A Book Review by
The Truth in Painting (1987) by Jacques Derrida is a philosphical essay on the esthetics of painting translated by Geoff Bennington and Ian McLeod, and published by The University of Chicago Press. This is a well designed book with squared printer's guides which show the evolution of book publishing from the early days of the 1970s when type was pasted onto pages for printing to the modern style of book design. This early trend of pasting blocks of type was noticeable in books from the Tel Quel collection at the Éditions du Seuil, where the circles and lines of graphic design were applied to the semiotic novels of Maurice Roche and the philosophical text of Jacques Derrida: a trend that has continued into the 21st Century with the use of graphic design programs in innovative literature. My own semiotic novel The Convergence of Two Narrative Lines Ascending uses innovative typographic design and woodcut signs to create an ultramodern symmetrical structure. The use of graphic design—graphesis—in the philosophical essay The Truth in Painting is a way of enhancing our esthetic appreciation of the text as a work of visual art. The idea of a parergon is introduced in The Truth in Painting: a supplement that is an additional text, so that a smaller work evolves from a larger work, as a chapter could expand into a small novel on its own.

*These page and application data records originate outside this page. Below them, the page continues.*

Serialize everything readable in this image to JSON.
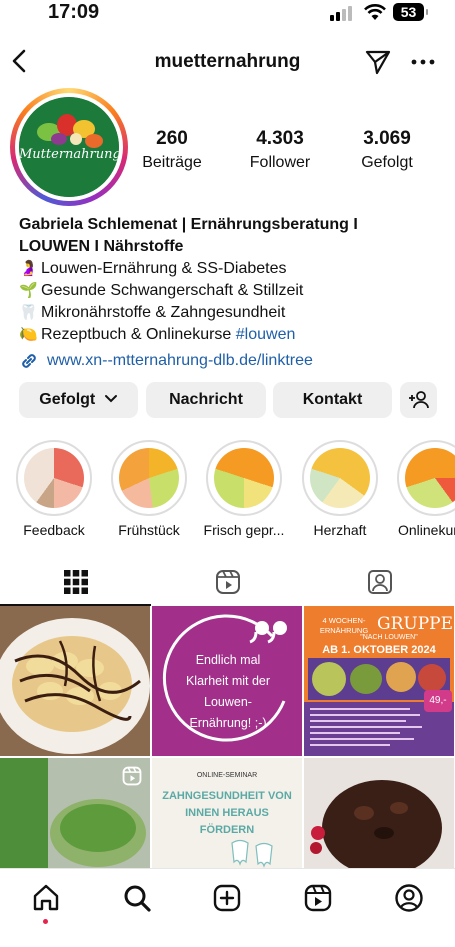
{
  "status_bar": {
    "time": "17:09",
    "battery": "53"
  },
  "header": {
    "username": "muetternahrung"
  },
  "profile": {
    "avatar_text": "Mutternahrung",
    "stats": [
      {
        "value": "260",
        "label": "Beiträge"
      },
      {
        "value": "4.303",
        "label": "Follower"
      },
      {
        "value": "3.069",
        "label": "Gefolgt"
      }
    ],
    "bio": {
      "name_line1": "Gabriela Schlemenat | Ernährungsberatung I",
      "name_line2": "LOUWEN I Nährstoffe",
      "lines": [
        {
          "emoji": "🤰",
          "text": "Louwen-Ernährung & SS-Diabetes"
        },
        {
          "emoji": "🌱",
          "text": "Gesunde Schwangerschaft & Stillzeit"
        },
        {
          "emoji": "🦷",
          "text": "Mikronährstoffe & Zahngesundheit"
        },
        {
          "emoji": "🍋",
          "text": "Rezeptbuch & Onlinekurse ",
          "hashtag": "#louwen"
        }
      ],
      "link": "www.xn--mtternahrung-dlb.de/linktree"
    }
  },
  "buttons": {
    "following": "Gefolgt",
    "message": "Nachricht",
    "contact": "Kontakt"
  },
  "highlights": [
    {
      "label": "Feedback"
    },
    {
      "label": "Frühstück"
    },
    {
      "label": "Frisch gepr..."
    },
    {
      "label": "Herzhaft"
    },
    {
      "label": "Onlinekurs"
    }
  ],
  "posts": {
    "post2_text": "Endlich mal Klarheit mit der Louwen-Ernährung! ;-)",
    "post3_title_a": "4 WOCHEN-ERNÄHRUNG",
    "post3_title_b": "GRUPPE",
    "post3_sub": "\"NACH LOUWEN\"",
    "post3_date": "AB 1. OKTOBER 2024",
    "post3_price": "49,-",
    "post5_small": "ONLINE-SEMINAR",
    "post5_title": "ZAHNGESUNDHEIT VON INNEN HERAUS FÖRDERN"
  },
  "colors": {
    "link": "#1f5fa8",
    "button_bg": "#efefef",
    "post_purple": "#a2308a",
    "post_orange": "#ee7d2d",
    "notification_dot": "#e5234b"
  }
}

The Truth in Painting by Jacques Derrida begins with the section Passe-Partout which is defined as: a key for all which is necessary to understand the significance of this essay in the context of social networking, which includes the immediate network of interconnecting cultural awareness.
The concept of The Truth in Painting is inspired by a letter from Paul Cezanne to Emile Bernard written on October 23, 1905.
Philosophy is a way of discussing the truth.
The paintings of Paul Cezanne are a good place to begin a discussion of modern esthetics, and Jacques Derrida begins his essay with a promise to tell the truth which for the reader is the beginning of a relationship with someone who is knowing: a philosopher, an art critic, a university professor is usually someone who knows the truth, and can speak with authority.
From this spontaneous beginning The Truth in Painting introduces several words which become the main themes of the esthetic meditation on painting.
The Other's Language: Jacques Derrida Interviews Ornette Coleman, 23 June 1997.